### What you need to do
Print each entry as it appears. Images stay out of the copy.

### Dataset items
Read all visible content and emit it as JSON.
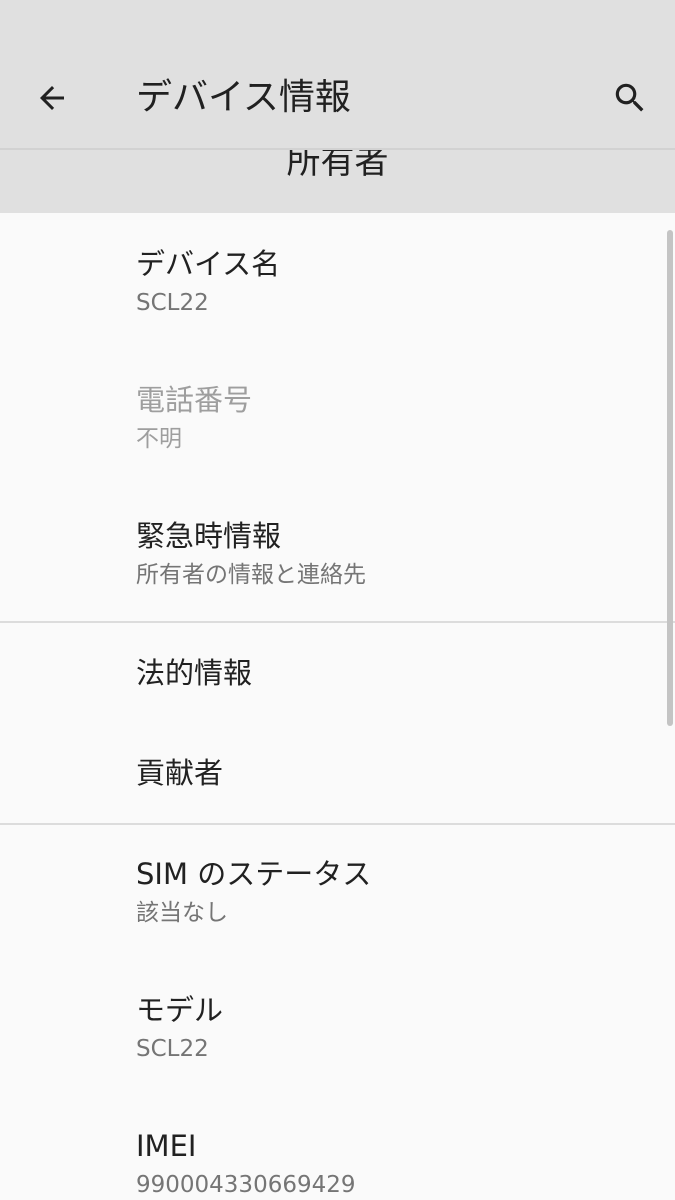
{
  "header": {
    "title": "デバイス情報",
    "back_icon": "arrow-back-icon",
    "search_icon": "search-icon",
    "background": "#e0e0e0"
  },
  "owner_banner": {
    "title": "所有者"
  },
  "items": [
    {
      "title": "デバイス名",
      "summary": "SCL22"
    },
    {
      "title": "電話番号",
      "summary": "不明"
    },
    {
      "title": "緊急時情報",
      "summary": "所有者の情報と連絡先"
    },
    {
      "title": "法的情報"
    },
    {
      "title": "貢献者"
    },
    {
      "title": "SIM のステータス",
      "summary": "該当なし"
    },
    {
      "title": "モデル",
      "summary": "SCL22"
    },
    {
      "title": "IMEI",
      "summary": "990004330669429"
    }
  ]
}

### Exercise solution
Read all visible content and emit it as JSON.
{
  "header": {
    "title": "デバイス情報",
    "back_icon": "arrow-back-icon",
    "search_icon": "search-icon",
    "background": "#e0e0e0"
  },
  "owner_banner": {
    "title": "所有者"
  },
  "items": [
    {
      "title": "デバイス名",
      "summary": "SCL22"
    },
    {
      "title": "電話番号",
      "summary": "不明"
    },
    {
      "title": "緊急時情報",
      "summary": "所有者の情報と連絡先"
    },
    {
      "title": "法的情報"
    },
    {
      "title": "貢献者"
    },
    {
      "title": "SIM のステータス",
      "summary": "該当なし"
    },
    {
      "title": "モデル",
      "summary": "SCL22"
    },
    {
      "title": "IMEI",
      "summary": "990004330669429"
    }
  ]
}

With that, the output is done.